    1. Hey thanks Trinity! I appreciate that. Yeah, even though the quality has picked up a lot in the mainstream recently (of course, just my opinion), I don’t know if any of these would have anymore of a fighting chance. There are certainly outliers, but the fact that the outliers are the deeper songs in Country music of all places says a lot unfortunately.
      Again, thanks for the comment. I appreciate the kind words! I could easily do some more of these lists and probably will down the road. This was a ton of fun to make.

      Like

  4. I really like this article but no Brandy Clark songs?
    This line ruined “When It Rains” for me:
    “It’s good to see the world in pain when I take a walk outside”
    Loved David Nail’s “The Sound of a Million Dreams”, Wade Bowen’s “Saturday Night”, Sunny Sweeney’s “Staying’s Worse than Leaving”, Brett Eldredge’s “Raymond” and “Blue Sky” from Emily West.

    A few suggestions:
    Hal Ketchum’s “In Front of the Alamo” (saw him a few weeks ago at the Franklin Theatre
    Lane Turner – “Where’s a Sunset When You Need One” (heard him sing it at a Bluebird show with Kent Blazy)
    Candi Carpenter’s “Burn the Bed”
    David Bradley’s “Hard Time Movin’ On” (and I guess most of us could go on and on)

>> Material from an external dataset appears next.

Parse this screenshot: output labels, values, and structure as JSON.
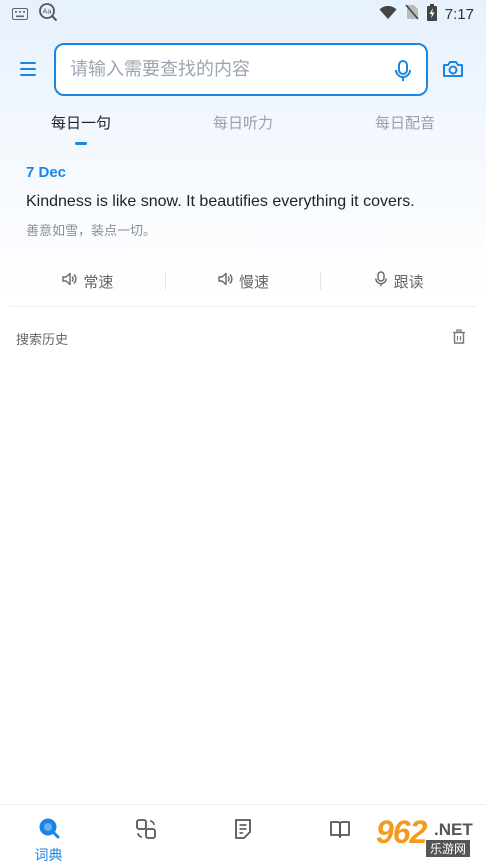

    was Old Crow Medicine Show’s “Dearly Departed Friend” ever released as a single?

    Liked by 1 person

    1. I’ve got to be honest Bob, when I first published this piece I immediately regretted it, mostly because I knew there were songs I was forgetting (all of Clark’s singles being some of them). I’ve considered doing another or even just a revised list down the road.

      How come that line ruined the song for you? Just asking out of curiosity.

      Thanks for the suggestions too. Admittedly I’ve never heard of any any of them except for Candi’s, but I would definitely add it here. Sony really screwed that up. I’m honestly not sure about the Old Crow Medicine Show song either.

      Thanks for the comment as well!

      Like

      1. No, I get where you’re coming from. I think that’s the point of the song though – the narrator is wallowing in his misery and (somewhat) lashing out at the world. He’s mean spirited because of his anger (or sadness).

        At least that’s what I think. I’m not saying I’m right. I get why it would rub you the wrong way. Thanks for sharing your view!

        Like

Leave a Reply

Fill in your details below or click an icon to log in:

WordPress.com Logo

You are commenting using your WordPress.com account. Log Out / Change )

Twitter picture

You are commenting using your Twitter account. Log Out / Change )

Facebook photo

You are commenting using your Facebook account. Log Out / Change )

Google+ photo

You are commenting using your Google+ account. Log Out / Change )

Connecting to %s